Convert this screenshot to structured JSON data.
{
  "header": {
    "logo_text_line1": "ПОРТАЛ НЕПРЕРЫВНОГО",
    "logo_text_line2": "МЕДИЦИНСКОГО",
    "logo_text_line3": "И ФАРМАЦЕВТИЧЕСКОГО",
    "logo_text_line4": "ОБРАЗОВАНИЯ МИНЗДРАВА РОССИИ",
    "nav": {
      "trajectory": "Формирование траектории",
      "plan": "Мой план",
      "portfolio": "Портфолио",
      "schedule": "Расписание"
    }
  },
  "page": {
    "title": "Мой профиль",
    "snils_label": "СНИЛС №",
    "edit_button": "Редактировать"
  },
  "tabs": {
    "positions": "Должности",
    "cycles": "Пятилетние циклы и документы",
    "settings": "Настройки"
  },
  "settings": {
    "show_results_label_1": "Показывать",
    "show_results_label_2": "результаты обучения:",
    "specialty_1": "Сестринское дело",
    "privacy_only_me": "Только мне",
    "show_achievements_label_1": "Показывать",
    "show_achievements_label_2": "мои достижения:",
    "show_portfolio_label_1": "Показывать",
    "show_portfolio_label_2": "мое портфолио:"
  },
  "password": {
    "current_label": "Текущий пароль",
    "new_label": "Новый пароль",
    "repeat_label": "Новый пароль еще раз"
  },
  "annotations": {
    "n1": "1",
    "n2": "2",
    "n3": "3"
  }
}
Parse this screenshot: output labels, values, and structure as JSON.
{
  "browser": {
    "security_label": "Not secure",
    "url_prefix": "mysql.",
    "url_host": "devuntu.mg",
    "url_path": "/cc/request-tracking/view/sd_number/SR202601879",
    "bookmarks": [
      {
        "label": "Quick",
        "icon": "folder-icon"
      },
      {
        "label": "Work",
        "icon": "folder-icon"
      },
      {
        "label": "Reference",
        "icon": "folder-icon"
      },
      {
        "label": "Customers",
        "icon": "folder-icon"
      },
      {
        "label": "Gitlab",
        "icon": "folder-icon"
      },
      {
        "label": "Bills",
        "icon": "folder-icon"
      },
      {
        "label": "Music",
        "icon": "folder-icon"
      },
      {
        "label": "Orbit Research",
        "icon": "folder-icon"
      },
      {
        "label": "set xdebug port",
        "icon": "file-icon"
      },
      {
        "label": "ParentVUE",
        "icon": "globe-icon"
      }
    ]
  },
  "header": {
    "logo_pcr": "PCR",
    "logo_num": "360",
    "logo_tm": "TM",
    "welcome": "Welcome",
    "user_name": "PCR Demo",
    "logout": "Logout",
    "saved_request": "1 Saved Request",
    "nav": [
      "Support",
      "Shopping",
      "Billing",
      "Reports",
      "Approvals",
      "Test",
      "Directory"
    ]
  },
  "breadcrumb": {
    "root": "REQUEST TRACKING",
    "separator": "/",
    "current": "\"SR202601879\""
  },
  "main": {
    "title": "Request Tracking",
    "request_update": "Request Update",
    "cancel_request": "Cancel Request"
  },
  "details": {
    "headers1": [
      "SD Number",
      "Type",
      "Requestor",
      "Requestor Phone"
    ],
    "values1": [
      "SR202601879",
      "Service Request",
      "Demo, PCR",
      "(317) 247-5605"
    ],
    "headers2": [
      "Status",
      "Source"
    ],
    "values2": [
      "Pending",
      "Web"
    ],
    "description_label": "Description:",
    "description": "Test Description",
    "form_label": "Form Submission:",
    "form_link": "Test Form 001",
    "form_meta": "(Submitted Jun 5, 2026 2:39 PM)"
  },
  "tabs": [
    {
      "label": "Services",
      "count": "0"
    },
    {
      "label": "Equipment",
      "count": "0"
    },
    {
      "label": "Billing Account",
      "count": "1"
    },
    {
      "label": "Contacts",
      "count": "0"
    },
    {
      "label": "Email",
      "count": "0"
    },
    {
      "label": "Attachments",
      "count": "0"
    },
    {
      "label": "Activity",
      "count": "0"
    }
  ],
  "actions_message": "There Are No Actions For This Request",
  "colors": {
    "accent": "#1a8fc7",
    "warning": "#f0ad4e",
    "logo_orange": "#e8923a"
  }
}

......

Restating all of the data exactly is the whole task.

Convert this screenshot to structured JSON data.
{
  "header": {
    "logo_text_line1": "ПОРТАЛ НЕПРЕРЫВНОГО",
    "logo_text_line2": "МЕДИЦИНСКОГО",
    "logo_text_line3": "И ФАРМАЦЕВТИЧЕСКОГО",
    "logo_text_line4": "ОБРАЗОВАНИЯ МИНЗДРАВА РОССИИ",
    "nav": {
      "trajectory": "Формирование траектории",
      "plan": "Мой план",
      "portfolio": "Портфолио",
      "schedule": "Расписание"
    }
  },
  "page": {
    "title": "Мой профиль",
    "snils_label": "СНИЛС №",
    "edit_button": "Редактировать"
  },
  "tabs": {
    "positions": "Должности",
    "cycles": "Пятилетние циклы и документы",
    "settings": "Настройки"
  },
  "settings": {
    "show_results_label_1": "Показывать",
    "show_results_label_2": "результаты обучения:",
    "specialty_1": "Сестринское дело",
    "privacy_only_me": "Только мне",
    "show_achievements_label_1": "Показывать",
    "show_achievements_label_2": "мои достижения:",
    "show_portfolio_label_1": "Показывать",
    "show_portfolio_label_2": "мое портфолио:"
  },
  "password": {
    "current_label": "Текущий пароль",
    "new_label": "Новый пароль",
    "repeat_label": "Новый пароль еще раз"
  },
  "annotations": {
    "n1": "1",
    "n2": "2",
    "n3": "3"
  }
}
Parse this screenshot: output labels, values, and structure as JSON.
{
  "browser": {
    "security_label": "Not secure",
    "url_prefix": "mysql.",
    "url_host": "devuntu.mg",
    "url_path": "/cc/request-tracking/view/sd_number/SR202601879",
    "bookmarks": [
      {
        "label": "Quick",
        "icon": "folder-icon"
      },
      {
        "label": "Work",
        "icon": "folder-icon"
      },
      {
        "label": "Reference",
        "icon": "folder-icon"
      },
      {
        "label": "Customers",
        "icon": "folder-icon"
      },
      {
        "label": "Gitlab",
        "icon": "folder-icon"
      },
      {
        "label": "Bills",
        "icon": "folder-icon"
      },
      {
        "label": "Music",
        "icon": "folder-icon"
      },
      {
        "label": "Orbit Research",
        "icon": "folder-icon"
      },
      {
        "label": "set xdebug port",
        "icon": "file-icon"
      },
      {
        "label": "ParentVUE",
        "icon": "globe-icon"
      }
    ]
  },
  "header": {
    "logo_pcr": "PCR",
    "logo_num": "360",
    "logo_tm": "TM",
    "welcome": "Welcome",
    "user_name": "PCR Demo",
    "logout": "Logout",
    "saved_request": "1 Saved Request",
    "nav": [
      "Support",
      "Shopping",
      "Billing",
      "Reports",
      "Approvals",
      "Test",
      "Directory"
    ]
  },
  "breadcrumb": {
    "root": "REQUEST TRACKING",
    "separator": "/",
    "current": "\"SR202601879\""
  },
  "main": {
    "title": "Request Tracking",
    "request_update": "Request Update",
    "cancel_request": "Cancel Request"
  },
  "details": {
    "headers1": [
      "SD Number",
      "Type",
      "Requestor",
      "Requestor Phone"
    ],
    "values1": [
      "SR202601879",
      "Service Request",
      "Demo, PCR",
      "(317) 247-5605"
    ],
    "headers2": [
      "Status",
      "Source"
    ],
    "values2": [
      "Pending",
      "Web"
    ],
    "description_label": "Description:",
    "description": "Test Description",
    "form_label": "Form Submission:",
    "form_link": "Test Form 001",
    "form_meta": "(Submitted Jun 5, 2026 2:39 PM)"
  },
  "tabs": [
    {
      "label": "Services",
      "count": "0"
    },
    {
      "label": "Equipment",
      "count": "0"
    },
    {
      "label": "Billing Account",
      "count": "1"
    },
    {
      "label": "Contacts",
      "count": "0"
    },
    {
      "label": "Email",
      "count": "0"
    },
    {
      "label": "Attachments",
      "count": "0"
    },
    {
      "label": "Activity",
      "count": "0"
    }
  ],
  "actions_message": "There Are No Actions For This Request",
  "colors": {
    "accent": "#1a8fc7",
    "warning": "#f0ad4e",
    "logo_orange": "#e8923a"
  }
}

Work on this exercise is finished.